Visually impaired riders are permitted to use callers to help them navigate around the arena. Norway’s Ann Cecile Orr rode to a whistle, on her way to winning two silver medals at Sydney 2000 – she is totally blind.

Great Britain’s Lee Pearson has won nine Paralympic gold medals at three successive Games, along with six world titles. He has a remarkable 100 per cent success rate in Paralympic competition.

Grades are Ia, Ib, II, III and IV. Grade Ia is for athletes whose impairment has the greatest impact on their ability to ride, and Grade IV has the least impact.

The Dressage competition takes place in a 60m x 20m arena (Grade IV) or 40m x 20m (Grades I-III).

The system of grades ensures that the tests can be judged on the skill of the rider, regardless of their disability. Riders may use permitted assistive devices such as dressage crops and connecting rein bars. Visually impaired riders are permitted to use callers to help them navigate around the arena.

Athletes compete in three Dressage tests, where they have to perform a series of pre-determined movements which differ by grade and ability: a Team Test (with three to four riders per team), an Individual Championship Test, and a Freestyle Test, for which athletes choose their own movements and music. Through the tests, horse and rider must be in harmony, and the overall picture must be of lightness and rhythm.

Riders first complete the Team Test within their grades, followed by the Individual Championship Test, looking to get the best possible scores from the judges. After this the scores of both tests are added together to make the Team score, with the best three scores across all the grades counting.

Individual medals are also awarded for each grade on the merit of the Individual Championship Test.

After this riders undertake the Freestyle Test, competing for individual medals in each grade in this event.

A jury of five judges watches each athlete/horse combination and awards marks out of ten for the different movements that make up the routine, as well as the routine as a whole. These scores are then combined and turned into a percentage to give a final score.

The judges award marks using exacting standards, where even a slight imperfection will lose points. They are on the lookout for irregular or jerky movement, steps that are too large or too small, and riders and horses working well together.

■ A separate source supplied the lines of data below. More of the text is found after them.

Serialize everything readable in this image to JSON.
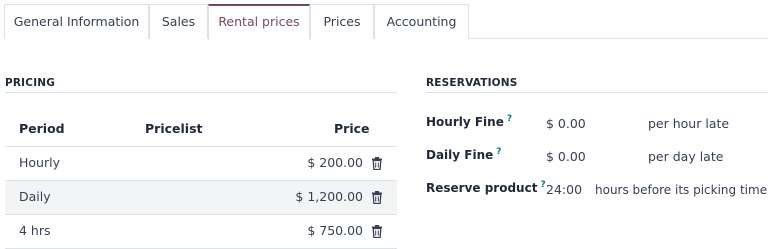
{
  "tabs": [
    {
      "label": "General Information"
    },
    {
      "label": "Sales"
    },
    {
      "label": "Rental prices",
      "active": true
    },
    {
      "label": "Prices"
    },
    {
      "label": "Accounting"
    }
  ],
  "pricing": {
    "title": "PRICING",
    "columns": {
      "period": "Period",
      "pricelist": "Pricelist",
      "price": "Price"
    },
    "rows": [
      {
        "period": "Hourly",
        "pricelist": "",
        "price": "$ 200.00"
      },
      {
        "period": "Daily",
        "pricelist": "",
        "price": "$ 1,200.00"
      },
      {
        "period": "4 hrs",
        "pricelist": "",
        "price": "$ 750.00"
      }
    ]
  },
  "reservations": {
    "title": "RESERVATIONS",
    "hourly_fine": {
      "label": "Hourly Fine",
      "help": "?",
      "value": "$ 0.00",
      "unit": "per hour late"
    },
    "daily_fine": {
      "label": "Daily Fine",
      "help": "?",
      "value": "$ 0.00",
      "unit": "per day late"
    },
    "reserve_product": {
      "label": "Reserve product",
      "help": "?",
      "value": "24:00",
      "unit": "hours before its picking time",
      "unit_help": "?"
    }
  },
  "colors": {
    "accent": "#714b67",
    "help": "#017e84",
    "border": "#dee2e6",
    "row_alt": "#f3f4f6"
  },
  "icons": {
    "delete": "trash-icon"
  }
}
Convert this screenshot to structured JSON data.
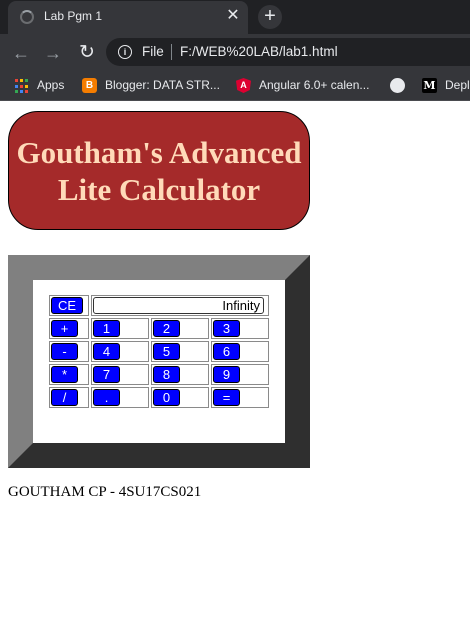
{
  "browser": {
    "tab": {
      "title": "Lab Pgm 1",
      "close_glyph": "✕",
      "favicon": "page-loading-icon"
    },
    "new_tab_glyph": "+",
    "nav": {
      "back_glyph": "←",
      "forward_glyph": "→",
      "reload_glyph": "↻"
    },
    "address_bar": {
      "info_glyph": "i",
      "scheme_label": "File",
      "url": "F:/WEB%20LAB/lab1.html"
    },
    "bookmarks": [
      {
        "label": "Apps",
        "icon": "apps-grid-icon"
      },
      {
        "label": "Blogger: DATA STR...",
        "icon": "blogger-icon"
      },
      {
        "label": "Angular 6.0+ calen...",
        "icon": "angular-icon"
      },
      {
        "label": "",
        "icon": "globe-icon"
      },
      {
        "label": "Depl",
        "icon": "medium-icon"
      }
    ],
    "icon_glyphs": {
      "blogger": "B",
      "angular": "A",
      "medium": "M"
    }
  },
  "heading": {
    "line1": "Goutham's Advanced",
    "line2": "Lite Calculator"
  },
  "calculator": {
    "clear_label": "CE",
    "display_value": "Infinity",
    "rows": [
      [
        "+",
        "1",
        "2",
        "3"
      ],
      [
        "-",
        "4",
        "5",
        "6"
      ],
      [
        "*",
        "7",
        "8",
        "9"
      ],
      [
        "/",
        ".",
        "0",
        "="
      ]
    ]
  },
  "footer": {
    "text": "GOUTHAM CP - 4SU17CS021"
  },
  "colors": {
    "heading_bg": "#a52a2a",
    "heading_text": "#ffdab9",
    "button_bg": "#0000ff",
    "button_text": "#ffffff",
    "frame_light": "#808080",
    "frame_dark": "#2f2f2f"
  }
}
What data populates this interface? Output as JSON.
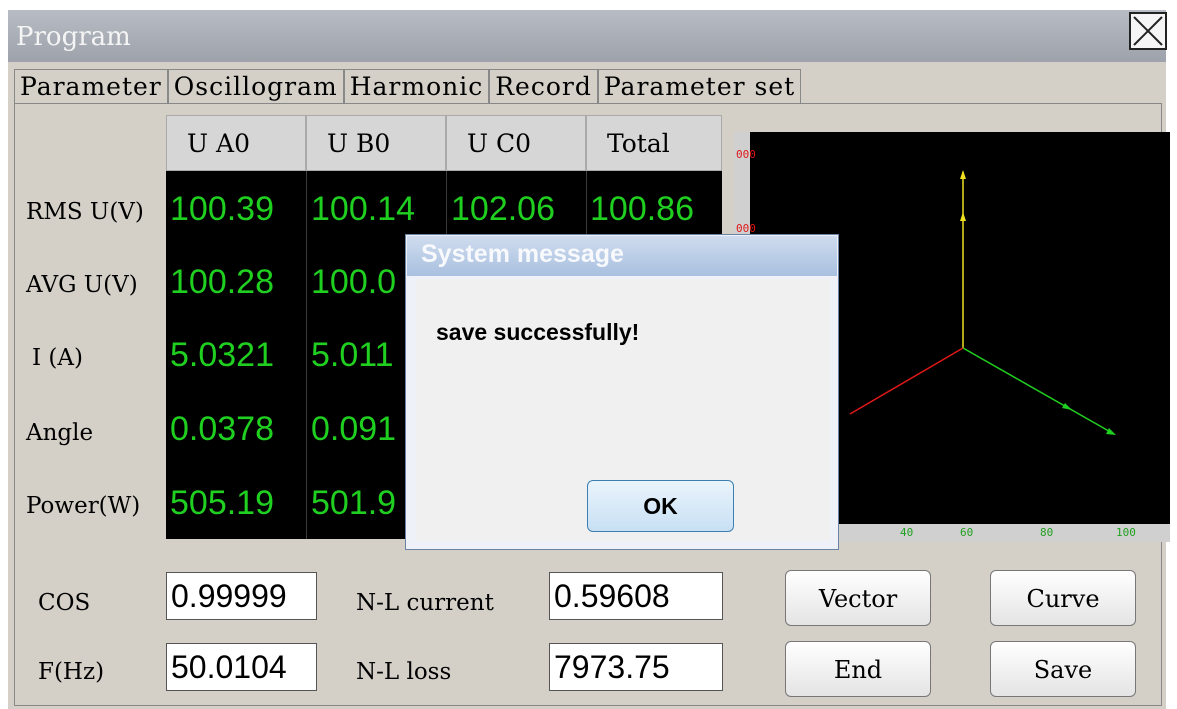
{
  "window": {
    "title": "Program"
  },
  "tabs": [
    "Parameter",
    "Oscillogram",
    "Harmonic",
    "Record",
    "Parameter set"
  ],
  "table": {
    "columns": [
      "U A0",
      "U B0",
      "U C0",
      "Total"
    ],
    "row_labels": [
      "RMS U(V)",
      "AVG U(V)",
      "I (A)",
      "Angle",
      "Power(W)"
    ],
    "rows": [
      [
        "100.39",
        "100.14",
        "102.06",
        "100.86"
      ],
      [
        "100.28",
        "100.0",
        "",
        ""
      ],
      [
        "5.0321",
        "5.011",
        "",
        ""
      ],
      [
        "0.0378",
        "0.091",
        "",
        ""
      ],
      [
        "505.19",
        "501.9",
        "",
        ""
      ]
    ]
  },
  "chart": {
    "x_ticks": [
      "40",
      "60",
      "80",
      "100"
    ],
    "y_ticks": [
      "000",
      "000"
    ],
    "colors": {
      "a": "#f0e020",
      "b": "#20d020",
      "c": "#e01818"
    }
  },
  "bottom": {
    "cos_label": "COS",
    "cos_value": "0.99999",
    "freq_label": "F(Hz)",
    "freq_value": "50.0104",
    "nl_current_label": "N-L current",
    "nl_current_value": "0.59608",
    "nl_loss_label": "N-L loss",
    "nl_loss_value": "7973.75"
  },
  "buttons": {
    "vector": "Vector",
    "curve": "Curve",
    "end": "End",
    "save": "Save"
  },
  "dialog": {
    "title": "System message",
    "message": "save successfully!",
    "ok": "OK"
  }
}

There will be 78 competitors; men and women compete together in mixed events, as follows:

Mixed competition

Team Test – Grade Ia
Team Test – Grade Ib
Team Test – Grade II
Team Test – Grade III
Team Test – Grade IV
Individual Championship Test – Grade Ia
Individual Championship Test – Grade Ib
Individual Championship Test – Grade II
Individual Championship Test – Grade III
Individual Championship Test – Grade IV
Individual Freestyle Test – Grade Ia
Individual Freestyle Test – Grade Ib
Individual Freestyle Test – Grade II
Individual Freestyle Test – Grade III
Individual Freestyle Test – Grade IV

That’s it, for this session.

Hope to see you soon.